Visit www.weareoca.com/photography/beneath-the-surface/ for a blog about Jeff Wall’s, Insomnia (1994), interpreted using some of the tools discussed above.
I read through the blog on the OCA site by Sharon which helped to give a clear example of de-constructing an image with good explanations of denotation and connotation. It was also funny as I referenced that photograph by Jeff Wall in my second assignment! Linking this back to the coursework I would summarise denotation as the meat and bones, the facts. The connotation I could summarise as the personal taste. A bad analogy as I’m a vegetarian but I think you get the point? Maybe cheese would be a better analogy?
Denotation = the facts
Connotation = mine or the authors subjective interpretation of the above (the facts)
Read and reflect upon the chapter on Diane Arbus in Singular Images: Essays on
Remarkable Photographs by Sophie Howarth (2005, London: Tate Publishing). This is out of print but you may be able to find it in your local university library: some of the chapters are available as pdfs online. You’ll find the Arbus chapter on the student website.
If you haven’t yet read any of Judith Williamson’s ‘Advertising’ articles (see Introduction), now would be a good time to do so.
Yes, I have already read these at the start of the unit.
Having read through the chapter on Diane Arbus in ‘Singular Images: Essays on
Remarkable Photographs’ by Sophie Howarth and with reflection on this section of the unit I can see how the essay by Liz Jobey works to de-construct the image using questioning, facts, historical placement and context, denotation and subjective connotation.
To crudely and briefly breakdown the essay I would say the following:
- Jobey starts by setting the scene in her essay by posing some questions
- Going on to describe what she sees (denotation) within the image
- Before applying some interpretation (connotation) to what she is seeing,
- Then back to denotation again.
- The essay then turns to placing the photograph within its historical, social and political context in America.
- Before pulling information from multiple sources to provide background and an objective viewpoint referencing Susan Sontag and John Szarkowski
- Then bringing together the concluding thoughts in the last para.
There were a couple of points where I felt a personal subjective point of view was coming across in the essay as if her point of view was absolute but overall I felt the essay was very well balanced with information and points of view pulled from a variety of sources.

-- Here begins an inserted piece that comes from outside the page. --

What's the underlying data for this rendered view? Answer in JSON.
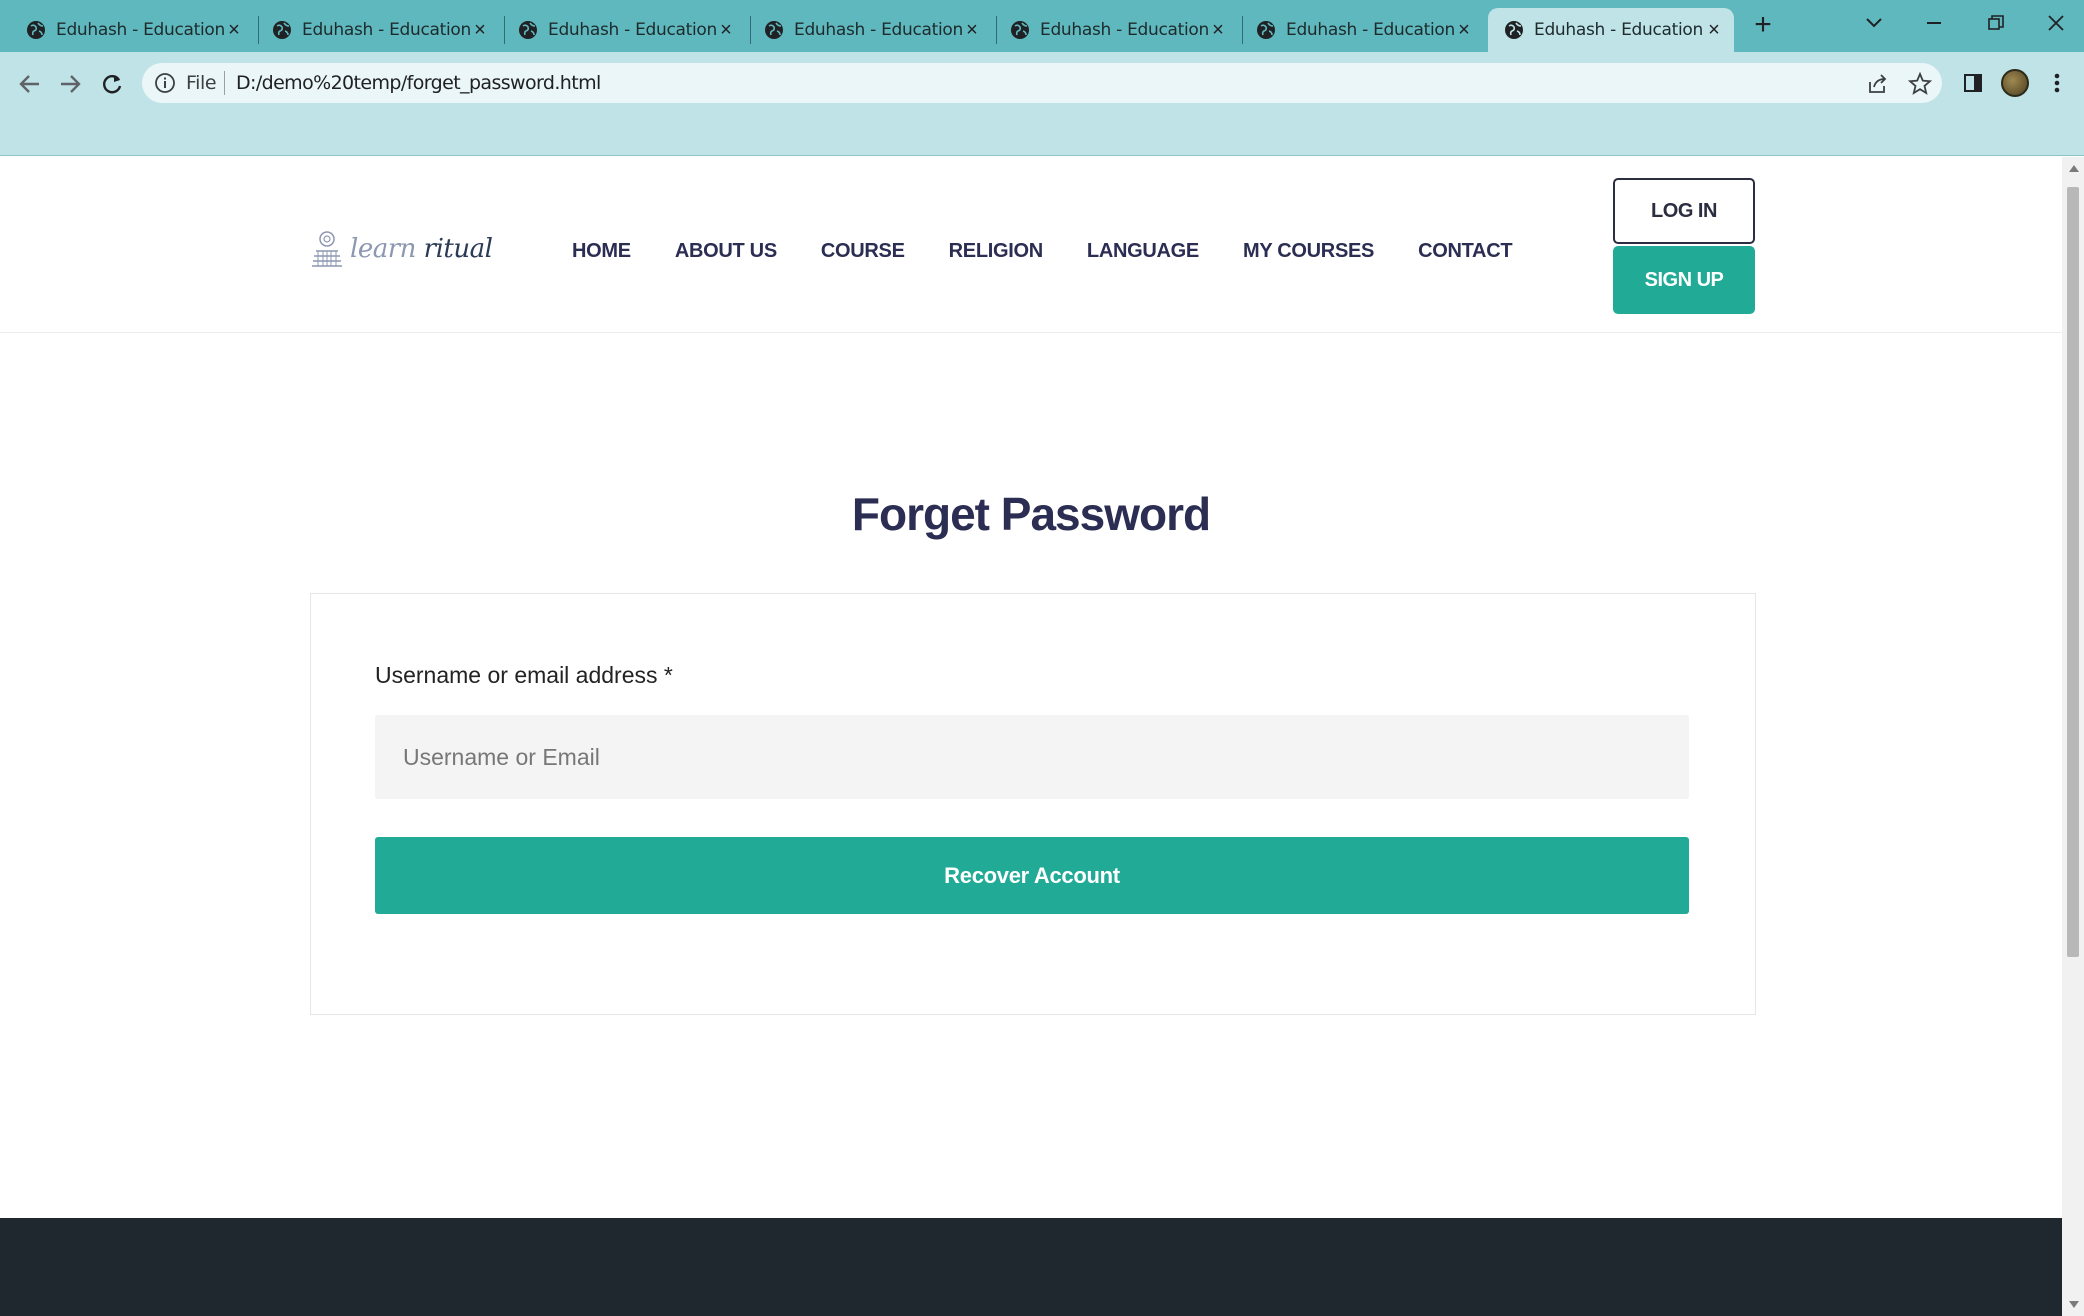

It was very helpful to read the essay.
When I first saw the image by Diane Arbus the immediate thing that struck me was that the father (Richard Dauria) is the only one in the photograph directly looking at me (the observer/the spectator); the mother Marylin, and the children Richard Jnr and baby Dawn are all looking in totally different directions. So my eye is drawn like an arrow straight to the target of the fathers eye and his face. His hair is a scruffy wave a bit like my own when it gets a bit longer. Then I notice is hands, he has the hands of a working man, I observe his coat is slightly frayed and half of his collar is up. From his hands I am then drawn into the father son connection, then back to the sense of protection in the fathers face. The child Richard Jnr, to me, seems happy in the moment, safe in the security of his father.
It is only after this initial engagement that I am then drawn to the mother Marylin, which I find interesting compositionally as I would traditionally read right to left, it feels off, edgy and untraditional but I like it. I notice the mother has really, really big hair (!) a style of the 1960’s along with the fur jacket. She is good looking. She seems fed up or not interested in the photographer, she has a 1000 yard stare. I see she is holding the baby Dawn. Looking at the image you could draw a line straight down the centre of the image and they could be two completely different images within their own right, if you cover up one half of the image vertically you can see this. I have very little sense of place except for the title of the image (perhaps the exact reason for the title?).
This was a worthwhile exercise to carry out prior to the written assignment for part four. I have also taken the time to re-read Camera Lucida again by Roland Barthes along with the relevant chapter in Basic Critical Theory for Photographers by Ashley la Grange.
I have also enjoyed discovering the work of Diane Arbus, I like her unconventional and slightly rebellious style. I think some times the composition could be better but she had a real way for capturing the off guarded essence of people. I do agree in a way with some of the points highlighted in the essay by Susan Sontag about whether the people captured in the images are shown in their best light. Did Diane Arbus use the ‘freak’ avenue as a way to further progress her own career, are these accurate labels to associate with the people she photographed? Maybe she just shined a light, gave a voice to the forgotten elements of society and its for society to decide what to do with that information? Is it really the role of the photographer/artist to come up with all of the conclusions? I think I may be battling the answer to that one for a couple of years!
- Ashley la Grange, 2013. Basic Critical Theory for Photographers. 1 Edition. Focal Press.
- Barthes, Roland 2006. Camera Lucida: Reflections on Photography. New Ed Edition. Vintage Books.
- Singular Images: Essays on Remarkable Photographs by Sophie Howarth (2005, London: Tate Publishing)
- Ted Forbes The Art of Photography – Diane Arbus
- **Image by Diane Arbus ‘A Young Brooklyn Family going for a Sunday Outing NYC’ 1966 reproduced for academic purposes.